So, instead of breaking into cells and forcefully dragging out the DNA, this new device developed at the University of Washington in collaboration with the Bellevue based NanoFacture company, entices the DNA to come on its own accord — without all the toxic chemicals or waiting around.
The device dips four specially designed, electrically charged microscopic probes into a fluid sample. This charge attracts molecules within the fluid but, and here's the kicker, only the small DNA-sized molecules actually stick to the probe. Bigger molecules, like proteins, can't gain purchase on the probe and are left in the fluid when the probe is removed two minutes later with its haul of DNA. That's a tenth of the time it takes to extract genetic data using current methods.
According to the development team, this device can be scaled up to accomodate as many as 96 samples simultaneously, which should make short work of even the most intricate of forensic investigations. The device has already received $US2.05 million development funding from the UW centre for Commercialization and the National Science Foundation and is currently being marketed to hospitals and medical device distributors so these should start popping up doctors offices sooner rather than later.

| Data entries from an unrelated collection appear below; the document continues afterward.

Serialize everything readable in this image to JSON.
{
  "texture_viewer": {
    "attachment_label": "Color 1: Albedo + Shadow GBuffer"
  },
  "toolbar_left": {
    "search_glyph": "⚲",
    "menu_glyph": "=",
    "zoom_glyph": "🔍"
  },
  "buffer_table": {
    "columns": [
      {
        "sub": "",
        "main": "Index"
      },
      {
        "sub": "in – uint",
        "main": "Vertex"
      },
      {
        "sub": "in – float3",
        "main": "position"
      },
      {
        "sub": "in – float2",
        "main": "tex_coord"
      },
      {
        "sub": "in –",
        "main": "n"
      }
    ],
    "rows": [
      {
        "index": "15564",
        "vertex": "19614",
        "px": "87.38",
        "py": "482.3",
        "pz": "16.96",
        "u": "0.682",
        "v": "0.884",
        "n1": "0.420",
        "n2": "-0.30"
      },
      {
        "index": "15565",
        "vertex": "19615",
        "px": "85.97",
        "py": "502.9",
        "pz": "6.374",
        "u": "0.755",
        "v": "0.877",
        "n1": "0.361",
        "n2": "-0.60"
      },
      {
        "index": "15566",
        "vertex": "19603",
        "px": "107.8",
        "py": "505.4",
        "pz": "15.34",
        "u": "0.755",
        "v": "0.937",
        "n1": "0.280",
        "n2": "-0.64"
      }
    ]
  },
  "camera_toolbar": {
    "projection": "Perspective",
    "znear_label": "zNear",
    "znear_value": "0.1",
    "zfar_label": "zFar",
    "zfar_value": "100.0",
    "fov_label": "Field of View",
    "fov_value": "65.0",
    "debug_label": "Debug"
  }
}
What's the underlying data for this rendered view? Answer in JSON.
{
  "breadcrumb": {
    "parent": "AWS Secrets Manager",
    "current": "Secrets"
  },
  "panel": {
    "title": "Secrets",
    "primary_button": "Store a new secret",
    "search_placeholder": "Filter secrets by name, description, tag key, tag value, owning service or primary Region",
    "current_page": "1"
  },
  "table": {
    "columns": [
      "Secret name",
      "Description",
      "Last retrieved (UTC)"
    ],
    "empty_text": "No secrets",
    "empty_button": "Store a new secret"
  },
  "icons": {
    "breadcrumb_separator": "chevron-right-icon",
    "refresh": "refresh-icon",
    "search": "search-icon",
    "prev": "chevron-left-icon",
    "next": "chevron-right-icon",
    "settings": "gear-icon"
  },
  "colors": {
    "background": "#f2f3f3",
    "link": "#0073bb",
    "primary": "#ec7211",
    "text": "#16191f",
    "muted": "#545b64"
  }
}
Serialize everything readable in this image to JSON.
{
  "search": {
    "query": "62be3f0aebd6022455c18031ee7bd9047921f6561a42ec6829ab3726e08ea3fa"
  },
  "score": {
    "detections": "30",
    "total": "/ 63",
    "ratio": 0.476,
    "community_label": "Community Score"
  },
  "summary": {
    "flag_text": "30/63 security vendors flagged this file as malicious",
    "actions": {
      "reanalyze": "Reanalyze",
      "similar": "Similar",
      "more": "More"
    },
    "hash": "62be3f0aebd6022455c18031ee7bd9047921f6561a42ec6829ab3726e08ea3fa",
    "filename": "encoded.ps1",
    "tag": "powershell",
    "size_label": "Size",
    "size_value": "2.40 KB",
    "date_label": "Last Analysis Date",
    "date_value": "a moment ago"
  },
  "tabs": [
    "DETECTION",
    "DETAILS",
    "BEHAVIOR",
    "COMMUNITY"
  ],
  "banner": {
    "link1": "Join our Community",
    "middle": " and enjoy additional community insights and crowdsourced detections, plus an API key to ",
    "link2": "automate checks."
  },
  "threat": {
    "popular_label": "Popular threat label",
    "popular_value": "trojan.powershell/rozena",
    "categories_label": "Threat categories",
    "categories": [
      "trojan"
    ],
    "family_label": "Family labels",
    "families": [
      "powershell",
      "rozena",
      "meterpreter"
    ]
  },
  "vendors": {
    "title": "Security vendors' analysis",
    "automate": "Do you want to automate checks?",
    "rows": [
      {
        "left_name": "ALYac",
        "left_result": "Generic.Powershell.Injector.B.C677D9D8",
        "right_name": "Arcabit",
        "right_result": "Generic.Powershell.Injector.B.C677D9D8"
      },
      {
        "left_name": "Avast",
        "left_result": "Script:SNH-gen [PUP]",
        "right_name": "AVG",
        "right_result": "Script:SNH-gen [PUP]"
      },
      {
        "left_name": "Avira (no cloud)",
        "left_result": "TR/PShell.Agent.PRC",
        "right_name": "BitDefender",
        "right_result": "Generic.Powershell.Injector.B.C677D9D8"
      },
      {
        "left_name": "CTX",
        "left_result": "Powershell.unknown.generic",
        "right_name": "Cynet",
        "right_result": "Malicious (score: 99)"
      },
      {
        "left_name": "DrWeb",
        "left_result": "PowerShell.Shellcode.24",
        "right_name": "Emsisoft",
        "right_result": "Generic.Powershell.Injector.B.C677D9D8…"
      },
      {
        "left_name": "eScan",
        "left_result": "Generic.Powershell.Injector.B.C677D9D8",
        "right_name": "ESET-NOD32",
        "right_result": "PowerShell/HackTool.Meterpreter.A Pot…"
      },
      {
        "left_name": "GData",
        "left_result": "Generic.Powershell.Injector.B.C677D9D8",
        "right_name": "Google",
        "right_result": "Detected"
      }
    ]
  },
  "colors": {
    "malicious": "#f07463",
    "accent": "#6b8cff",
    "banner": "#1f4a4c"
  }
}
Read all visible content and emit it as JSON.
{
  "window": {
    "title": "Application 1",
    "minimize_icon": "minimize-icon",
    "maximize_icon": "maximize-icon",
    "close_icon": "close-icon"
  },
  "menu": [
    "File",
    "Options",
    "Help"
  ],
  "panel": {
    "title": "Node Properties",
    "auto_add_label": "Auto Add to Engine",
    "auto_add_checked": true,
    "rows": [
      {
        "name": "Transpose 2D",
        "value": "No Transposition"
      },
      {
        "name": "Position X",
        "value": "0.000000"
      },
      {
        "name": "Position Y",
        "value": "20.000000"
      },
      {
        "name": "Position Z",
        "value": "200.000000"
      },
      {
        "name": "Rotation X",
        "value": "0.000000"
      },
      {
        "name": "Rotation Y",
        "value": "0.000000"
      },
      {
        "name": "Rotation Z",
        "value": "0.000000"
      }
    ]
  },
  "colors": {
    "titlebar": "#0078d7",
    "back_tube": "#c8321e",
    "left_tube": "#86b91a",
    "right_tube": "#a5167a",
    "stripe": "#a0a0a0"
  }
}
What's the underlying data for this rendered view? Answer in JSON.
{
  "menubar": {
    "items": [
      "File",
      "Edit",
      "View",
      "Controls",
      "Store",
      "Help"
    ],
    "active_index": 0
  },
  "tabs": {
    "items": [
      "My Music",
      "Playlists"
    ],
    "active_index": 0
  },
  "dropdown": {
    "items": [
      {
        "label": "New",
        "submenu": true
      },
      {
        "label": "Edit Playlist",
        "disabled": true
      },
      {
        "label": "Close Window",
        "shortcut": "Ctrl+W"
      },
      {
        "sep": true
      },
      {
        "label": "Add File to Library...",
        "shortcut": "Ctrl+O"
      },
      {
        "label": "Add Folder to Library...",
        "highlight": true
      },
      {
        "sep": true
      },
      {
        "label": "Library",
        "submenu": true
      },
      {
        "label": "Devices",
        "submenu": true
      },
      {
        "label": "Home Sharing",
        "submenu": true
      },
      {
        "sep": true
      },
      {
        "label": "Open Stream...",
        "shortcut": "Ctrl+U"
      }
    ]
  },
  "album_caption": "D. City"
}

And if we could somehow figure out how to combine this technology with this Panasonic one-hour sequencer, we'd be able to fully extrapolate a person's genetic makeup in less time than it takes to sit through The 6th Day. [UW - Wikipedia - Images: UW/NanoFacture/KNR]